Praise: effort .
. Encourages people to create learning goals and display a mastery response when faced with setback.Praise for effort Encourages people to adopt a growth mindset. Increases motivation and success.
Praise is not a villain .
Praise is not a villain – praising for the effort and the process will help the person become more motivated and ultimately more resilient. .Good feedback is important Constructive criticism is necessary if we want people to develop and learn.
Frontal Lobe Parietal Lobe Temporal Lobe Occipital Lobe .
Frontal Lobe Parietal Lobe Occipital Lobe Temporal Lobe .
or with more accuracy. . some parts are much bigger because we use them much more.The body in the brain A homunculus is used to describe the relative amount of space our body parts occupy in the brain. In a model of motor functions.
by learning the brain may have to change the space it uses to account for new abilities.The body in the brain The more we use a part of our body. In fact. the more space our brain needs to control or interpret it. .
The ‘sound’ area of their brain grew through practising their music. People who play music have been found to have auditory centres that are BIGGER than normal. .
than non-taxi drivers. . Taxi drivers have bigger areas which deal with 3D space – the hippocampus .Evidence from neuroscience Rats in a rich environment have heavier brains. than those in a boring environment. Musicians have a larger auditory cortex. by 10%.
communication. .All of the areas of the brain …like sound. problem-solving… are made of cells called NEURONS They transmit information all around the brain.
Neurons pass information through CONNECTIONS with other neurons at SYNAPSES .
the more connections they make. . The more we learn.Learning helps our neurons GROW.
People with large auditory areas in their brain grew lots more neuron connections in the sound area through lots and lots of practice. .
Final proof? Babies aren’t stupid! They grow connections. The brain must develop billions of connections: every green dot is a junction between one nerve and another .
Positive stories provide people with role models of those individuals who have succeeded because of a growth mindset. in order to convince others. . will deepen your own growth mindset. effort and processes rather than for intelligence or ability.Lasting change Dweck suggests that we need to present young people with information on the brain and its huge potential. Writing about your growth mindset experiences. Including how the brain learns. Praise for strategies.
A growth mindset can be learnt. We can foster a growth mindset in others by the type of feedback we give and by teaching them about the brain’s huge potential.Summary A growth mindset helps people to be motivated and to succeed. . Role models give people evidence of the growth mindset in action.
.The Centre would like to thank the Scottish Government for their support in helping to produce this resource.

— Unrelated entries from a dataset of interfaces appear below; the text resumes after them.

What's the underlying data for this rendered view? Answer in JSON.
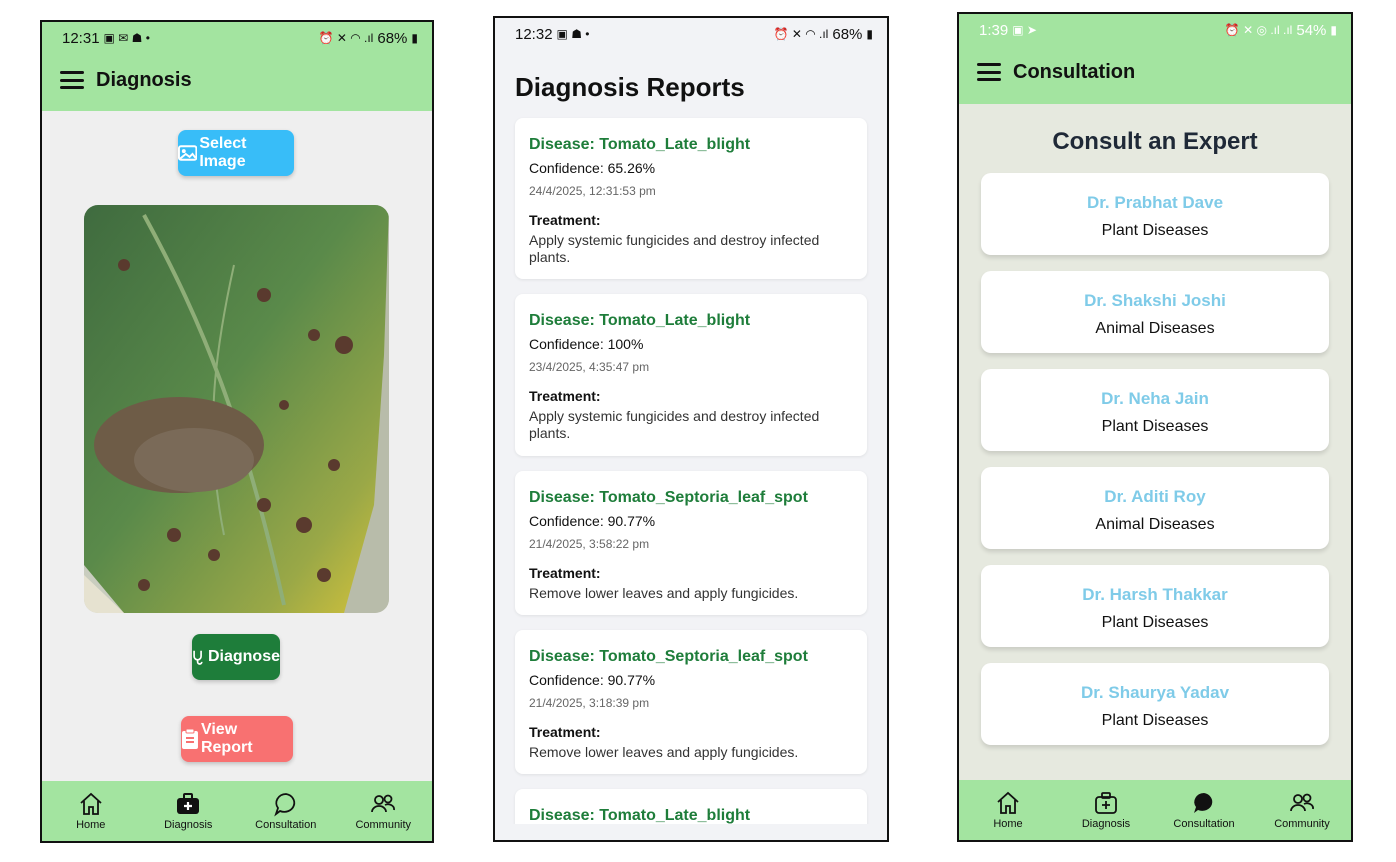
{
  "colors": {
    "header_green": "#a3e4a0",
    "select_blue": "#38bdf8",
    "diagnose_green": "#1e7d3a",
    "report_red": "#f87171",
    "disease_green": "#1e7d3a",
    "doctor_blue": "#7fcbe8"
  },
  "nav": {
    "home": "Home",
    "diagnosis": "Diagnosis",
    "consultation": "Consultation",
    "community": "Community"
  },
  "screen1": {
    "status": {
      "time": "12:31",
      "battery": "68%"
    },
    "title": "Diagnosis",
    "select_image_label": "Select Image",
    "diagnose_label": "Diagnose",
    "view_report_label": "View Report"
  },
  "screen2": {
    "status": {
      "time": "12:32",
      "battery": "68%"
    },
    "title": "Diagnosis Reports",
    "treatment_label": "Treatment:",
    "reports": [
      {
        "disease": "Disease: Tomato_Late_blight",
        "confidence": "Confidence: 65.26%",
        "date": "24/4/2025, 12:31:53 pm",
        "treatment": "Apply systemic fungicides and destroy infected plants."
      },
      {
        "disease": "Disease: Tomato_Late_blight",
        "confidence": "Confidence: 100%",
        "date": "23/4/2025, 4:35:47 pm",
        "treatment": "Apply systemic fungicides and destroy infected plants."
      },
      {
        "disease": "Disease: Tomato_Septoria_leaf_spot",
        "confidence": "Confidence: 90.77%",
        "date": "21/4/2025, 3:58:22 pm",
        "treatment": "Remove lower leaves and apply fungicides."
      },
      {
        "disease": "Disease: Tomato_Septoria_leaf_spot",
        "confidence": "Confidence: 90.77%",
        "date": "21/4/2025, 3:18:39 pm",
        "treatment": "Remove lower leaves and apply fungicides."
      },
      {
        "disease": "Disease: Tomato_Late_blight"
      }
    ]
  },
  "screen3": {
    "status": {
      "time": "1:39",
      "battery": "54%"
    },
    "title": "Consultation",
    "heading": "Consult an Expert",
    "doctors": [
      {
        "name": "Dr. Prabhat Dave",
        "specialty": "Plant Diseases"
      },
      {
        "name": "Dr. Shakshi Joshi",
        "specialty": "Animal Diseases"
      },
      {
        "name": "Dr. Neha Jain",
        "specialty": "Plant Diseases"
      },
      {
        "name": "Dr. Aditi Roy",
        "specialty": "Animal Diseases"
      },
      {
        "name": "Dr. Harsh Thakkar",
        "specialty": "Plant Diseases"
      },
      {
        "name": "Dr. Shaurya Yadav",
        "specialty": "Plant Diseases"
      }
    ]
  }
}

This action might not be possible to undo. Are you sure you want to continue?
We've moved you to where you read on your other device.
Get the full title to continue reading from where you left off, or restart the preview.